#### [Task statement]
Please set down each record exactly as it appears, but leave out any pictures.

-- Dataset content follows --

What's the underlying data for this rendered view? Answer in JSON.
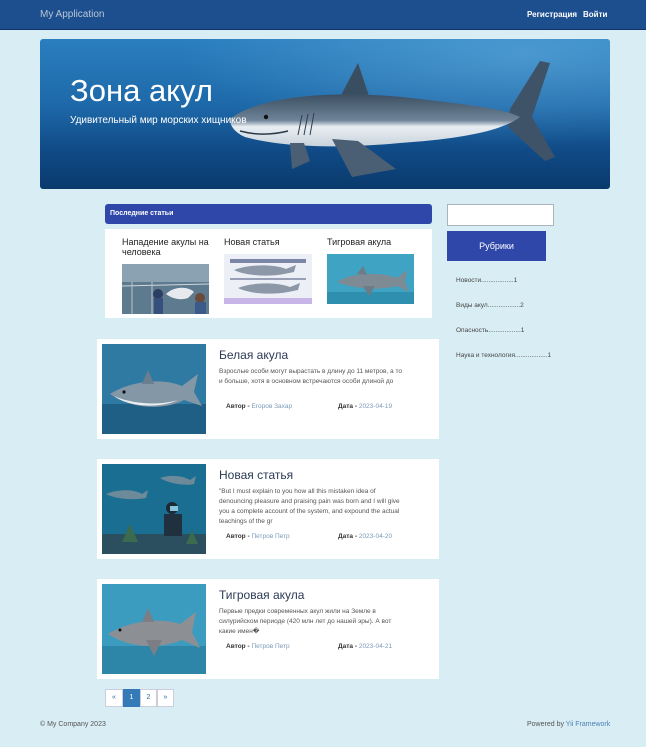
{
  "navbar": {
    "brand": "My Application",
    "register": "Регистрация",
    "login": "Войти"
  },
  "hero": {
    "title": "Зона акул",
    "subtitle": "Удивительный мир морских хищников"
  },
  "latest": {
    "header": "Последние статьи",
    "items": [
      {
        "title": "Нападение акулы на человека"
      },
      {
        "title": "Новая статья"
      },
      {
        "title": "Тигровая акула"
      }
    ]
  },
  "articles": [
    {
      "title": "Белая акула",
      "excerpt": "Взрослые особи могут вырастать в длину до 11 метров, а то и больше, хотя в основном встречаются особи длиной до",
      "author_label": "Автор -",
      "author": "Егоров Захар",
      "date_label": "Дата -",
      "date": "2023-04-19"
    },
    {
      "title": "Новая статья",
      "excerpt": "\"But I must explain to you how all this mistaken idea of denouncing pleasure and praising pain was born and I will give you a complete account of the system, and expound the actual teachings of the gr",
      "author_label": "Автор -",
      "author": "Петров Петр",
      "date_label": "Дата -",
      "date": "2023-04-20"
    },
    {
      "title": "Тигровая акула",
      "excerpt": "Первые предки современных акул жили на Земле в силурийском периоде (420 млн лет до нашей эры). А вот какие имен�",
      "author_label": "Автор -",
      "author": "Петров Петр",
      "date_label": "Дата -",
      "date": "2023-04-21"
    }
  ],
  "sidebar": {
    "search_placeholder": "",
    "button": "Рубрики",
    "categories": [
      {
        "label": "Новости..................1"
      },
      {
        "label": "Виды акул..................2"
      },
      {
        "label": "Опасность..................1"
      },
      {
        "label": "Наука и технология..................1"
      }
    ]
  },
  "pagination": {
    "prev": "«",
    "pages": [
      "1",
      "2"
    ],
    "next": "»",
    "current": "1"
  },
  "footer": {
    "left": "© My Company 2023",
    "powered": "Powered by",
    "framework": "Yii Framework"
  }
}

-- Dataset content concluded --

#### [Result]
What's the underlying data for this rendered view? Answer in JSON.
{
  "navbar": {
    "brand": "My Application",
    "register": "Регистрация",
    "login": "Войти"
  },
  "hero": {
    "title": "Зона акул",
    "subtitle": "Удивительный мир морских хищников"
  },
  "latest": {
    "header": "Последние статьи",
    "items": [
      {
        "title": "Нападение акулы на человека"
      },
      {
        "title": "Новая статья"
      },
      {
        "title": "Тигровая акула"
      }
    ]
  },
  "articles": [
    {
      "title": "Белая акула",
      "excerpt": "Взрослые особи могут вырастать в длину до 11 метров, а то и больше, хотя в основном встречаются особи длиной до",
      "author_label": "Автор -",
      "author": "Егоров Захар",
      "date_label": "Дата -",
      "date": "2023-04-19"
    },
    {
      "title": "Новая статья",
      "excerpt": "\"But I must explain to you how all this mistaken idea of denouncing pleasure and praising pain was born and I will give you a complete account of the system, and expound the actual teachings of the gr",
      "author_label": "Автор -",
      "author": "Петров Петр",
      "date_label": "Дата -",
      "date": "2023-04-20"
    },
    {
      "title": "Тигровая акула",
      "excerpt": "Первые предки современных акул жили на Земле в силурийском периоде (420 млн лет до нашей эры). А вот какие имен�",
      "author_label": "Автор -",
      "author": "Петров Петр",
      "date_label": "Дата -",
      "date": "2023-04-21"
    }
  ],
  "sidebar": {
    "search_placeholder": "",
    "button": "Рубрики",
    "categories": [
      {
        "label": "Новости..................1"
      },
      {
        "label": "Виды акул..................2"
      },
      {
        "label": "Опасность..................1"
      },
      {
        "label": "Наука и технология..................1"
      }
    ]
  },
  "pagination": {
    "prev": "«",
    "pages": [
      "1",
      "2"
    ],
    "next": "»",
    "current": "1"
  },
  "footer": {
    "left": "© My Company 2023",
    "powered": "Powered by",
    "framework": "Yii Framework"
  }
}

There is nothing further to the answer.